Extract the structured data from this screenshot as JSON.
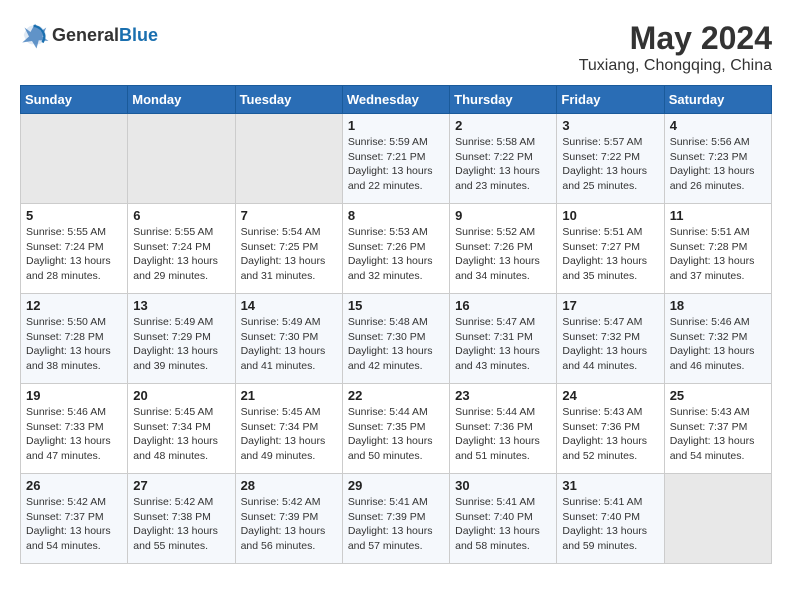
{
  "header": {
    "logo_general": "General",
    "logo_blue": "Blue",
    "month_year": "May 2024",
    "location": "Tuxiang, Chongqing, China"
  },
  "weekdays": [
    "Sunday",
    "Monday",
    "Tuesday",
    "Wednesday",
    "Thursday",
    "Friday",
    "Saturday"
  ],
  "weeks": [
    [
      {
        "day": "",
        "info": ""
      },
      {
        "day": "",
        "info": ""
      },
      {
        "day": "",
        "info": ""
      },
      {
        "day": "1",
        "info": "Sunrise: 5:59 AM\nSunset: 7:21 PM\nDaylight: 13 hours\nand 22 minutes."
      },
      {
        "day": "2",
        "info": "Sunrise: 5:58 AM\nSunset: 7:22 PM\nDaylight: 13 hours\nand 23 minutes."
      },
      {
        "day": "3",
        "info": "Sunrise: 5:57 AM\nSunset: 7:22 PM\nDaylight: 13 hours\nand 25 minutes."
      },
      {
        "day": "4",
        "info": "Sunrise: 5:56 AM\nSunset: 7:23 PM\nDaylight: 13 hours\nand 26 minutes."
      }
    ],
    [
      {
        "day": "5",
        "info": "Sunrise: 5:55 AM\nSunset: 7:24 PM\nDaylight: 13 hours\nand 28 minutes."
      },
      {
        "day": "6",
        "info": "Sunrise: 5:55 AM\nSunset: 7:24 PM\nDaylight: 13 hours\nand 29 minutes."
      },
      {
        "day": "7",
        "info": "Sunrise: 5:54 AM\nSunset: 7:25 PM\nDaylight: 13 hours\nand 31 minutes."
      },
      {
        "day": "8",
        "info": "Sunrise: 5:53 AM\nSunset: 7:26 PM\nDaylight: 13 hours\nand 32 minutes."
      },
      {
        "day": "9",
        "info": "Sunrise: 5:52 AM\nSunset: 7:26 PM\nDaylight: 13 hours\nand 34 minutes."
      },
      {
        "day": "10",
        "info": "Sunrise: 5:51 AM\nSunset: 7:27 PM\nDaylight: 13 hours\nand 35 minutes."
      },
      {
        "day": "11",
        "info": "Sunrise: 5:51 AM\nSunset: 7:28 PM\nDaylight: 13 hours\nand 37 minutes."
      }
    ],
    [
      {
        "day": "12",
        "info": "Sunrise: 5:50 AM\nSunset: 7:28 PM\nDaylight: 13 hours\nand 38 minutes."
      },
      {
        "day": "13",
        "info": "Sunrise: 5:49 AM\nSunset: 7:29 PM\nDaylight: 13 hours\nand 39 minutes."
      },
      {
        "day": "14",
        "info": "Sunrise: 5:49 AM\nSunset: 7:30 PM\nDaylight: 13 hours\nand 41 minutes."
      },
      {
        "day": "15",
        "info": "Sunrise: 5:48 AM\nSunset: 7:30 PM\nDaylight: 13 hours\nand 42 minutes."
      },
      {
        "day": "16",
        "info": "Sunrise: 5:47 AM\nSunset: 7:31 PM\nDaylight: 13 hours\nand 43 minutes."
      },
      {
        "day": "17",
        "info": "Sunrise: 5:47 AM\nSunset: 7:32 PM\nDaylight: 13 hours\nand 44 minutes."
      },
      {
        "day": "18",
        "info": "Sunrise: 5:46 AM\nSunset: 7:32 PM\nDaylight: 13 hours\nand 46 minutes."
      }
    ],
    [
      {
        "day": "19",
        "info": "Sunrise: 5:46 AM\nSunset: 7:33 PM\nDaylight: 13 hours\nand 47 minutes."
      },
      {
        "day": "20",
        "info": "Sunrise: 5:45 AM\nSunset: 7:34 PM\nDaylight: 13 hours\nand 48 minutes."
      },
      {
        "day": "21",
        "info": "Sunrise: 5:45 AM\nSunset: 7:34 PM\nDaylight: 13 hours\nand 49 minutes."
      },
      {
        "day": "22",
        "info": "Sunrise: 5:44 AM\nSunset: 7:35 PM\nDaylight: 13 hours\nand 50 minutes."
      },
      {
        "day": "23",
        "info": "Sunrise: 5:44 AM\nSunset: 7:36 PM\nDaylight: 13 hours\nand 51 minutes."
      },
      {
        "day": "24",
        "info": "Sunrise: 5:43 AM\nSunset: 7:36 PM\nDaylight: 13 hours\nand 52 minutes."
      },
      {
        "day": "25",
        "info": "Sunrise: 5:43 AM\nSunset: 7:37 PM\nDaylight: 13 hours\nand 54 minutes."
      }
    ],
    [
      {
        "day": "26",
        "info": "Sunrise: 5:42 AM\nSunset: 7:37 PM\nDaylight: 13 hours\nand 54 minutes."
      },
      {
        "day": "27",
        "info": "Sunrise: 5:42 AM\nSunset: 7:38 PM\nDaylight: 13 hours\nand 55 minutes."
      },
      {
        "day": "28",
        "info": "Sunrise: 5:42 AM\nSunset: 7:39 PM\nDaylight: 13 hours\nand 56 minutes."
      },
      {
        "day": "29",
        "info": "Sunrise: 5:41 AM\nSunset: 7:39 PM\nDaylight: 13 hours\nand 57 minutes."
      },
      {
        "day": "30",
        "info": "Sunrise: 5:41 AM\nSunset: 7:40 PM\nDaylight: 13 hours\nand 58 minutes."
      },
      {
        "day": "31",
        "info": "Sunrise: 5:41 AM\nSunset: 7:40 PM\nDaylight: 13 hours\nand 59 minutes."
      },
      {
        "day": "",
        "info": ""
      }
    ]
  ]
}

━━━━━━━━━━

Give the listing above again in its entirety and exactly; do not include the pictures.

Extract the structured data from this screenshot as JSON.
{
  "header": {
    "logo_general": "General",
    "logo_blue": "Blue",
    "month_year": "May 2024",
    "location": "Tuxiang, Chongqing, China"
  },
  "weekdays": [
    "Sunday",
    "Monday",
    "Tuesday",
    "Wednesday",
    "Thursday",
    "Friday",
    "Saturday"
  ],
  "weeks": [
    [
      {
        "day": "",
        "info": ""
      },
      {
        "day": "",
        "info": ""
      },
      {
        "day": "",
        "info": ""
      },
      {
        "day": "1",
        "info": "Sunrise: 5:59 AM\nSunset: 7:21 PM\nDaylight: 13 hours\nand 22 minutes."
      },
      {
        "day": "2",
        "info": "Sunrise: 5:58 AM\nSunset: 7:22 PM\nDaylight: 13 hours\nand 23 minutes."
      },
      {
        "day": "3",
        "info": "Sunrise: 5:57 AM\nSunset: 7:22 PM\nDaylight: 13 hours\nand 25 minutes."
      },
      {
        "day": "4",
        "info": "Sunrise: 5:56 AM\nSunset: 7:23 PM\nDaylight: 13 hours\nand 26 minutes."
      }
    ],
    [
      {
        "day": "5",
        "info": "Sunrise: 5:55 AM\nSunset: 7:24 PM\nDaylight: 13 hours\nand 28 minutes."
      },
      {
        "day": "6",
        "info": "Sunrise: 5:55 AM\nSunset: 7:24 PM\nDaylight: 13 hours\nand 29 minutes."
      },
      {
        "day": "7",
        "info": "Sunrise: 5:54 AM\nSunset: 7:25 PM\nDaylight: 13 hours\nand 31 minutes."
      },
      {
        "day": "8",
        "info": "Sunrise: 5:53 AM\nSunset: 7:26 PM\nDaylight: 13 hours\nand 32 minutes."
      },
      {
        "day": "9",
        "info": "Sunrise: 5:52 AM\nSunset: 7:26 PM\nDaylight: 13 hours\nand 34 minutes."
      },
      {
        "day": "10",
        "info": "Sunrise: 5:51 AM\nSunset: 7:27 PM\nDaylight: 13 hours\nand 35 minutes."
      },
      {
        "day": "11",
        "info": "Sunrise: 5:51 AM\nSunset: 7:28 PM\nDaylight: 13 hours\nand 37 minutes."
      }
    ],
    [
      {
        "day": "12",
        "info": "Sunrise: 5:50 AM\nSunset: 7:28 PM\nDaylight: 13 hours\nand 38 minutes."
      },
      {
        "day": "13",
        "info": "Sunrise: 5:49 AM\nSunset: 7:29 PM\nDaylight: 13 hours\nand 39 minutes."
      },
      {
        "day": "14",
        "info": "Sunrise: 5:49 AM\nSunset: 7:30 PM\nDaylight: 13 hours\nand 41 minutes."
      },
      {
        "day": "15",
        "info": "Sunrise: 5:48 AM\nSunset: 7:30 PM\nDaylight: 13 hours\nand 42 minutes."
      },
      {
        "day": "16",
        "info": "Sunrise: 5:47 AM\nSunset: 7:31 PM\nDaylight: 13 hours\nand 43 minutes."
      },
      {
        "day": "17",
        "info": "Sunrise: 5:47 AM\nSunset: 7:32 PM\nDaylight: 13 hours\nand 44 minutes."
      },
      {
        "day": "18",
        "info": "Sunrise: 5:46 AM\nSunset: 7:32 PM\nDaylight: 13 hours\nand 46 minutes."
      }
    ],
    [
      {
        "day": "19",
        "info": "Sunrise: 5:46 AM\nSunset: 7:33 PM\nDaylight: 13 hours\nand 47 minutes."
      },
      {
        "day": "20",
        "info": "Sunrise: 5:45 AM\nSunset: 7:34 PM\nDaylight: 13 hours\nand 48 minutes."
      },
      {
        "day": "21",
        "info": "Sunrise: 5:45 AM\nSunset: 7:34 PM\nDaylight: 13 hours\nand 49 minutes."
      },
      {
        "day": "22",
        "info": "Sunrise: 5:44 AM\nSunset: 7:35 PM\nDaylight: 13 hours\nand 50 minutes."
      },
      {
        "day": "23",
        "info": "Sunrise: 5:44 AM\nSunset: 7:36 PM\nDaylight: 13 hours\nand 51 minutes."
      },
      {
        "day": "24",
        "info": "Sunrise: 5:43 AM\nSunset: 7:36 PM\nDaylight: 13 hours\nand 52 minutes."
      },
      {
        "day": "25",
        "info": "Sunrise: 5:43 AM\nSunset: 7:37 PM\nDaylight: 13 hours\nand 54 minutes."
      }
    ],
    [
      {
        "day": "26",
        "info": "Sunrise: 5:42 AM\nSunset: 7:37 PM\nDaylight: 13 hours\nand 54 minutes."
      },
      {
        "day": "27",
        "info": "Sunrise: 5:42 AM\nSunset: 7:38 PM\nDaylight: 13 hours\nand 55 minutes."
      },
      {
        "day": "28",
        "info": "Sunrise: 5:42 AM\nSunset: 7:39 PM\nDaylight: 13 hours\nand 56 minutes."
      },
      {
        "day": "29",
        "info": "Sunrise: 5:41 AM\nSunset: 7:39 PM\nDaylight: 13 hours\nand 57 minutes."
      },
      {
        "day": "30",
        "info": "Sunrise: 5:41 AM\nSunset: 7:40 PM\nDaylight: 13 hours\nand 58 minutes."
      },
      {
        "day": "31",
        "info": "Sunrise: 5:41 AM\nSunset: 7:40 PM\nDaylight: 13 hours\nand 59 minutes."
      },
      {
        "day": "",
        "info": ""
      }
    ]
  ]
}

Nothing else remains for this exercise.